-iTunes and other services are selling HD content online, so you don’t need to go to the store and buy a disc, and it’ll be safe on your hard drive forever…

Is it safe for me to say that the Blu-Ray format hasn’t flopped yet, but BD-R media certainly hasn’t changed the way people use hard drives? Really neither person is correct, yet. If it’s going to go one way or the other, Blu-Ray will flop, because I’ll never buy one, and to think that people use them as storage media is just frightening.

Hard Drive > Blu-Ray > DVD > VHS

Sony is bad, mmmkay? 

Sony = rootkit = me throwing away the one thing made by Sony I did own and will never buy another Sony product again

But - that is a total tangent to what this thread is about - Billy being his usual self.  Who the hell cares about Blu-Ray anyways?  You want it, you buy it.  You don’t, you don’t.  Who cares about who claimed what 3+ years ago - let it go dude.

Sony is bad, mmmkay? 

Sony = rootkit = me throwing away the one thing made by Sony I did own and will never buy another Sony product again[/quote]

I think the rootkit mostly applies to albums recorded by Sony-BMG. Otherwise their products are quite decent, if not exceptional quality.

It’s just their inconsistency and constant fiddling of storage formats is a real turn off. For example: my Sony W300i cell phone uses the M2 Memory Sticks, which is now going to be practically useless come August because Sony’s latest line of mobile phones accepts the more broadly used MicroSD.

Now I regret spending $40 on an ancient piece of storage… =.=

Let it go? This is my first post on an active topic that was only started yesterday.

I for one do care about Blu-Ray, but I won’t buy a Blu-Ray movie. My PS3 depends on the storage capacity and read speed of the discs, so I can enjoy playing Call of Duty in the way that I do.

The memory stick argument is a good one. Proprietary formats of any type are generally a pain in the ass. SD and Micro SD cards are pretty mainstream, but more expensive alternatives like Pro Duo exist. Sony isn’t the only one doing it. How many cellphones use the same charging/data port, or batteries for cameras, cellphones and camcorders. … 33456.html

Okay, I’ll bite. Does the article go on to say that the push worked or that Blu-Ray is still languishing in the corner like a sick sister??


12 % of a shrinking market!  Yay victory!

Billy you still haven’t told us how Blu-Ray recorders have changed the way we use hard drives.

You gave us a link that only shows half the story, but at least you’re proving MiG right.


[quote=“Billy Fails!”] Hollywood movie studios are trying to ensure that this holiday season they will finally start to see significant revenue from sales of Blu-ray discs—potentially a critical bulwark against the plunging DVD market, now in its third year of decline.

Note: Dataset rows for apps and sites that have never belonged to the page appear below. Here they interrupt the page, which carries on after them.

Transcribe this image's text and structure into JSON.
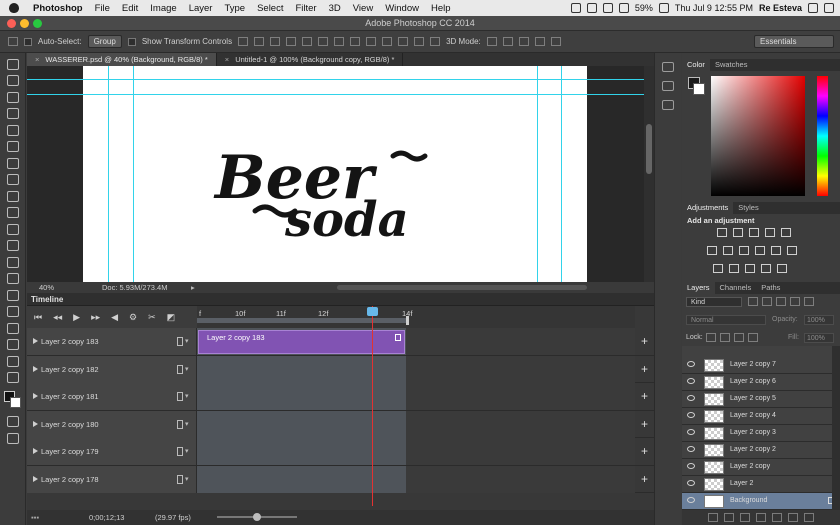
{
  "menubar": {
    "app": "Photoshop",
    "items": [
      "File",
      "Edit",
      "Image",
      "Layer",
      "Type",
      "Select",
      "Filter",
      "3D",
      "View",
      "Window",
      "Help"
    ],
    "battery": "59%",
    "datetime": "Thu Jul 9  12:55 PM",
    "user": "Re Esteva"
  },
  "window": {
    "title": "Adobe Photoshop CC 2014"
  },
  "options": {
    "auto_select_label": "Auto-Select:",
    "auto_select_value": "Group",
    "transform_label": "Show Transform Controls",
    "mode_label": "3D Mode:",
    "workspace": "Essentials"
  },
  "tabs": [
    {
      "label": "WASSERER.psd @ 40% (Background, RGB/8) *",
      "active": true
    },
    {
      "label": "Untitled-1 @ 100% (Background copy, RGB/8) *",
      "active": false
    }
  ],
  "canvas": {
    "artwork_line1": "Beer",
    "artwork_line2": "soda"
  },
  "status": {
    "zoom": "40%",
    "doc": "Doc: 5.93M/273.4M"
  },
  "timeline": {
    "title": "Timeline",
    "ruler": [
      "f",
      "10f",
      "11f",
      "12f",
      "14f"
    ],
    "clip_label": "Layer 2 copy 183",
    "tracks": [
      "Layer 2 copy 183",
      "Layer 2 copy 182",
      "Layer 2 copy 181",
      "Layer 2 copy 180",
      "Layer 2 copy 179",
      "Layer 2 copy 178"
    ],
    "timecode": "0;00;12;13",
    "fps": "(29.97 fps)",
    "playhead_progress": 0.4
  },
  "panels": {
    "color_tabs": [
      "Color",
      "Swatches"
    ],
    "adj_tabs": [
      "Adjustments",
      "Styles"
    ],
    "add_adjustment": "Add an adjustment",
    "layers_tabs": [
      "Layers",
      "Channels",
      "Paths"
    ],
    "filter_kind": "Kind",
    "blend_mode": "Normal",
    "opacity_label": "Opacity:",
    "opacity_value": "100%",
    "lock_label": "Lock:",
    "fill_label": "Fill:",
    "fill_value": "100%",
    "layers": [
      "Layer 2 copy 7",
      "Layer 2 copy 6",
      "Layer 2 copy 5",
      "Layer 2 copy 4",
      "Layer 2 copy 3",
      "Layer 2 copy 2",
      "Layer 2 copy",
      "Layer 2",
      "Background"
    ],
    "selected_layer": "Background"
  }
}
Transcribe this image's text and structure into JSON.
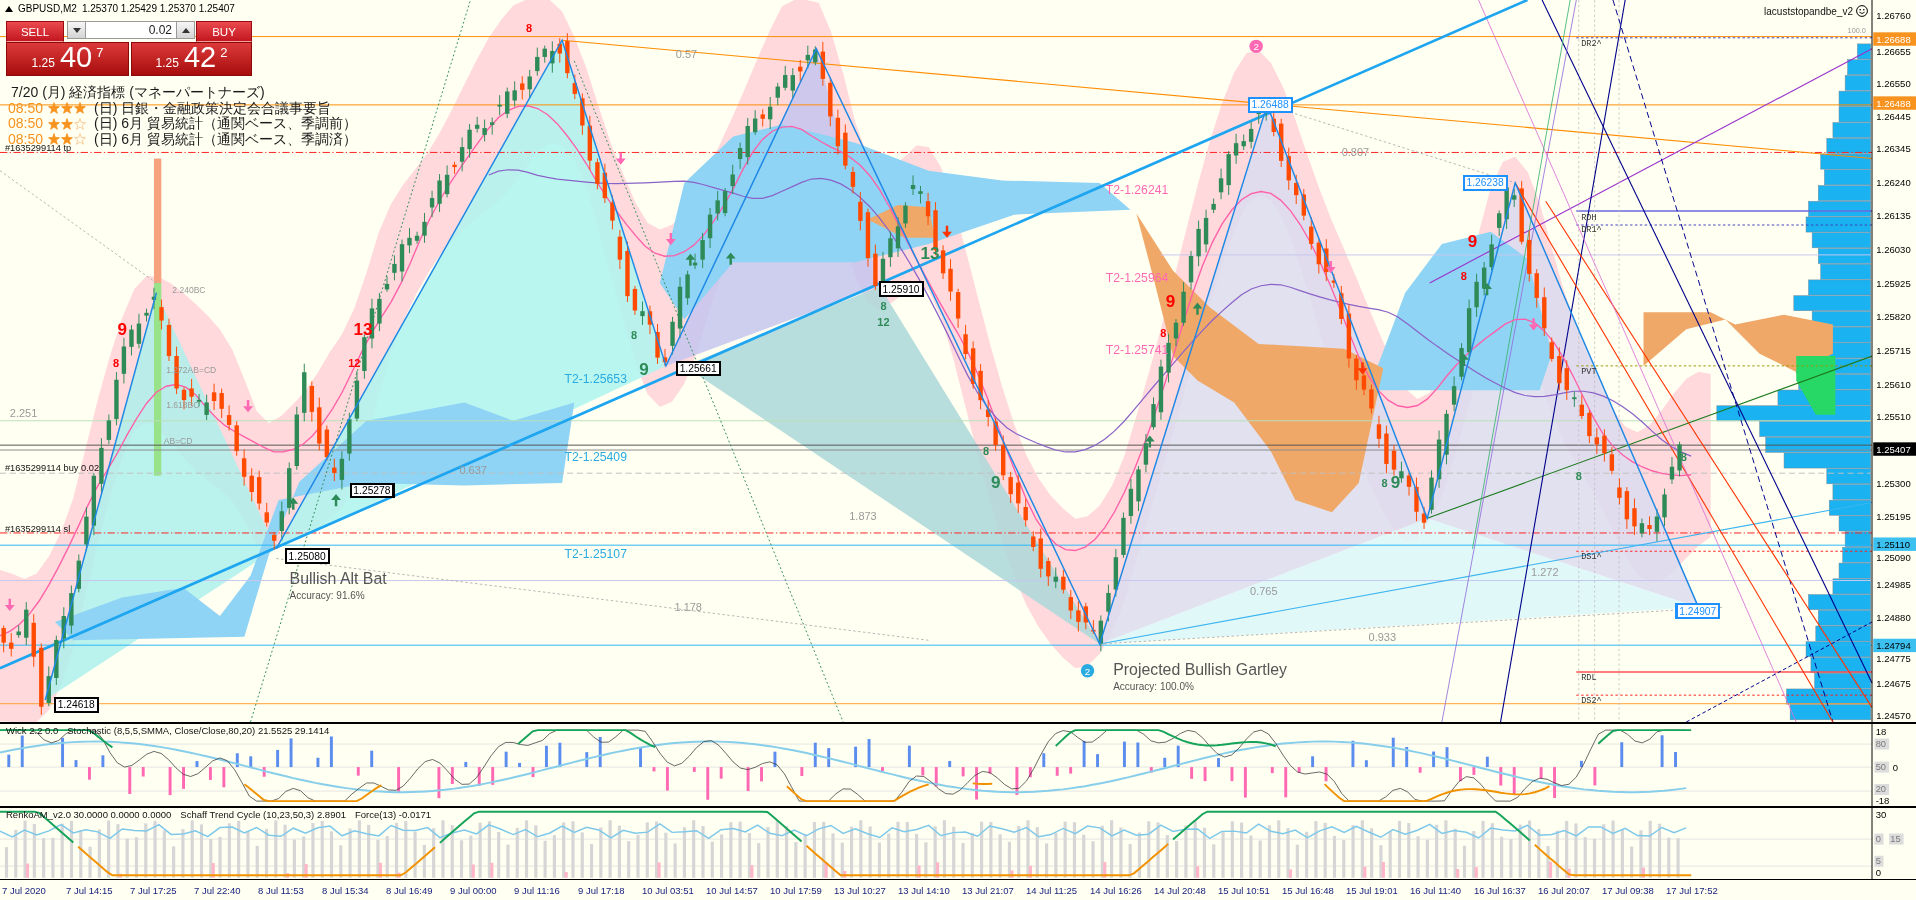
{
  "header": {
    "symbol": "GBPUSD,M2",
    "ohlc": "1.25370 1.25429 1.25370 1.25407"
  },
  "trade_panel": {
    "sell": {
      "label": "SELL",
      "price_head": "1.25",
      "price_pips": "40",
      "price_point": "7"
    },
    "lot": "0.02",
    "buy": {
      "label": "BUY",
      "price_head": "1.25",
      "price_pips": "42",
      "price_point": "2"
    }
  },
  "news": {
    "title": "7/20 (月) 経済指標 (マネーパートナーズ)",
    "items": [
      {
        "time": "08:50",
        "stars": 3,
        "text": "(日) 日銀・金融政策決定会合議事要旨"
      },
      {
        "time": "08:50",
        "stars": 2,
        "text": "(日) 6月 貿易統計（通関ベース、季調前）"
      },
      {
        "time": "08:50",
        "stars": 2,
        "text": "(日) 6月 貿易統計（通関ベース、季調済）"
      }
    ]
  },
  "chart": {
    "expert": "lacuststopandbe_v2",
    "order_labels": [
      "#1635299114 tp",
      "#1635299114 buy 0.02",
      "#1635299114 sl"
    ],
    "target_labels": [
      {
        "text": "T2-1.25653",
        "color": "#29abe2"
      },
      {
        "text": "T2-1.25409",
        "color": "#29abe2"
      },
      {
        "text": "T2-1.25107",
        "color": "#29abe2"
      },
      {
        "text": "T2-1.26241",
        "color": "#ff69b4"
      },
      {
        "text": "T2-1.25964",
        "color": "#ff69b4"
      },
      {
        "text": "T2-1.25741",
        "color": "#ff69b4"
      }
    ],
    "swing_labels": [
      {
        "text": "1.24618",
        "color": "#000000"
      },
      {
        "text": "1.25080",
        "color": "#000000"
      },
      {
        "text": "1.25278",
        "color": "#000000"
      },
      {
        "text": "1.25661",
        "color": "#000000"
      },
      {
        "text": "1.25910",
        "color": "#000000"
      },
      {
        "text": "1.26488",
        "color": "#1e90ff"
      },
      {
        "text": "1.26238",
        "color": "#1e90ff"
      },
      {
        "text": "1.24907",
        "color": "#1e90ff"
      }
    ],
    "ratio_labels": [
      "0.57",
      "0.807",
      "2.240BC",
      "1.272AB=CD",
      "1.618BC",
      "AB=CD",
      "2.251",
      "0.637",
      "1.873",
      "1.178",
      "0.765",
      "0.933",
      "1.272",
      "100.0"
    ],
    "counts": [
      {
        "text": "8",
        "kind": "step",
        "color": "#ff0000"
      },
      {
        "text": "9",
        "kind": "completion",
        "color": "#ff0000"
      },
      {
        "text": "8",
        "kind": "step",
        "color": "#ff0000"
      },
      {
        "text": "13",
        "kind": "completion",
        "color": "#ff0000"
      },
      {
        "text": "12",
        "kind": "step",
        "color": "#ff0000"
      },
      {
        "text": "9",
        "kind": "completion",
        "color": "#ff0000"
      },
      {
        "text": "8",
        "kind": "step",
        "color": "#ff0000"
      },
      {
        "text": "9",
        "kind": "completion",
        "color": "#ff0000"
      },
      {
        "text": "8",
        "kind": "step",
        "color": "#ff0000"
      },
      {
        "text": "8",
        "kind": "step",
        "color": "#2e8b57"
      },
      {
        "text": "9",
        "kind": "completion",
        "color": "#2e8b57"
      },
      {
        "text": "8",
        "kind": "step",
        "color": "#2e8b57"
      },
      {
        "text": "12",
        "kind": "step",
        "color": "#2e8b57"
      },
      {
        "text": "13",
        "kind": "completion",
        "color": "#2e8b57"
      },
      {
        "text": "8",
        "kind": "step",
        "color": "#2e8b57"
      },
      {
        "text": "9",
        "kind": "completion",
        "color": "#2e8b57"
      },
      {
        "text": "8",
        "kind": "step",
        "color": "#2e8b57"
      },
      {
        "text": "9",
        "kind": "completion",
        "color": "#2e8b57"
      },
      {
        "text": "8",
        "kind": "step",
        "color": "#2e8b57"
      },
      {
        "text": "8",
        "kind": "step",
        "color": "#2e8b57"
      }
    ],
    "arrows": [
      {
        "kind": "down",
        "color": "#ff69b4"
      },
      {
        "kind": "down",
        "color": "#ff69b4"
      },
      {
        "kind": "up",
        "color": "#2e8b57"
      },
      {
        "kind": "up",
        "color": "#2e8b57"
      },
      {
        "kind": "down",
        "color": "#ff69b4"
      },
      {
        "kind": "down",
        "color": "#ff69b4"
      },
      {
        "kind": "up",
        "color": "#2e8b57"
      },
      {
        "kind": "up",
        "color": "#2e8b57"
      },
      {
        "kind": "down",
        "color": "#ff3300"
      },
      {
        "kind": "up",
        "color": "#2e8b57"
      },
      {
        "kind": "up",
        "color": "#2e8b57"
      },
      {
        "kind": "down",
        "color": "#ff69b4"
      },
      {
        "kind": "down",
        "color": "#ff3300"
      },
      {
        "kind": "up",
        "color": "#2e8b57"
      },
      {
        "kind": "up",
        "color": "#2e8b57"
      },
      {
        "kind": "down",
        "color": "#ff69b4"
      }
    ],
    "badges": [
      {
        "text": "2",
        "color": "#ff69b4"
      },
      {
        "text": "2",
        "color": "#29abe2"
      }
    ],
    "patterns": [
      {
        "name": "Bullish Alt Bat",
        "accuracy": "Accuracy: 91.6%"
      },
      {
        "name": "Projected Bullish Gartley",
        "accuracy": "Accuracy: 100.0%"
      }
    ],
    "pivot_labels": [
      "DR2^",
      "RDH",
      "DR1^",
      "PVT",
      "DS1^",
      "RDL",
      "DS2^"
    ]
  },
  "price_axis": {
    "ticks": [
      "1.26760",
      "1.26655",
      "1.26550",
      "1.26445",
      "1.26345",
      "1.26240",
      "1.26135",
      "1.26030",
      "1.25925",
      "1.25820",
      "1.25715",
      "1.25610",
      "1.25510",
      "1.25300",
      "1.25195",
      "1.25090",
      "1.24985",
      "1.24880",
      "1.24775",
      "1.24675",
      "1.24570"
    ],
    "markers": [
      {
        "text": "1.26688",
        "color": "#f7931e"
      },
      {
        "text": "1.26488",
        "color": "#f7931e"
      },
      {
        "text": "1.25407",
        "color": "#000000"
      },
      {
        "text": "1.25110",
        "color": "#3cc0f0"
      },
      {
        "text": "1.24794",
        "color": "#3cc0f0"
      }
    ]
  },
  "stochastic_panel": {
    "labels": [
      "Wick 2.2 0.0",
      "Stochastic (8,5,5,SMMA, Close/Close,80,20) 21.5525 29.1414"
    ],
    "ticks": [
      {
        "text": "18",
        "kind": "value"
      },
      {
        "text": "80",
        "kind": "level"
      },
      {
        "text": "50",
        "kind": "level"
      },
      {
        "text": "0",
        "kind": "value"
      },
      {
        "text": "20",
        "kind": "level"
      },
      {
        "text": "-18",
        "kind": "value"
      }
    ]
  },
  "schaff_panel": {
    "labels": [
      "RenkoAM_v2.0 30.0000 0.0000 0.0000",
      "Schaff Trend Cycle (10,23,50,3) 2.8901",
      "Force(13) -0.0171"
    ],
    "ticks": [
      {
        "text": "30",
        "kind": "value"
      },
      {
        "text": "0",
        "kind": "level"
      },
      {
        "text": "15",
        "kind": "level"
      },
      {
        "text": "5",
        "kind": "level"
      },
      {
        "text": "0",
        "kind": "value"
      }
    ]
  },
  "time_axis": [
    "7 Jul 2020",
    "7 Jul 14:15",
    "7 Jul 17:25",
    "7 Jul 22:40",
    "8 Jul 11:53",
    "8 Jul 15:34",
    "8 Jul 16:49",
    "9 Jul 00:00",
    "9 Jul 11:16",
    "9 Jul 17:18",
    "10 Jul 03:51",
    "10 Jul 14:57",
    "10 Jul 17:59",
    "13 Jul 10:27",
    "13 Jul 14:10",
    "13 Jul 21:07",
    "14 Jul 11:25",
    "14 Jul 16:26",
    "14 Jul 20:48",
    "15 Jul 10:51",
    "15 Jul 16:48",
    "15 Jul 19:01",
    "16 Jul 11:40",
    "16 Jul 16:37",
    "16 Jul 20:07",
    "17 Jul 09:38",
    "17 Jul 17:52"
  ]
}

The studios resolved their next-generation DVD format war almost two years ago. So far, though, the take from Blu-ray has been underwhelming. The high-definition home-video format, now four years old, will produce just $1.3 billion in revenue to studios this year, says Tom Adams, president of Adams Media Research. That’s about 14% of anticipated sales of regular DVDs this year[/quote]

You’ve just proved everything that Mig said and made yourself look like a bowl of fail. The only way you might think that this helps your case is if you assume that the declining DVD market is moving in correlation with an increasing blu-ray market, which it pretty clearly isn’t.

Holy shit, you’ve even made eccentric agree with me.  Well done Billy.  Must have been with the awesome power of your Blu-ray burner.

We got a PS3 for the men in the house this christmas…we still havent bothered to rent or buy a bluray disc…I will buy 2012 on bluray only because i like it and I think it would probably look even cooler in hd.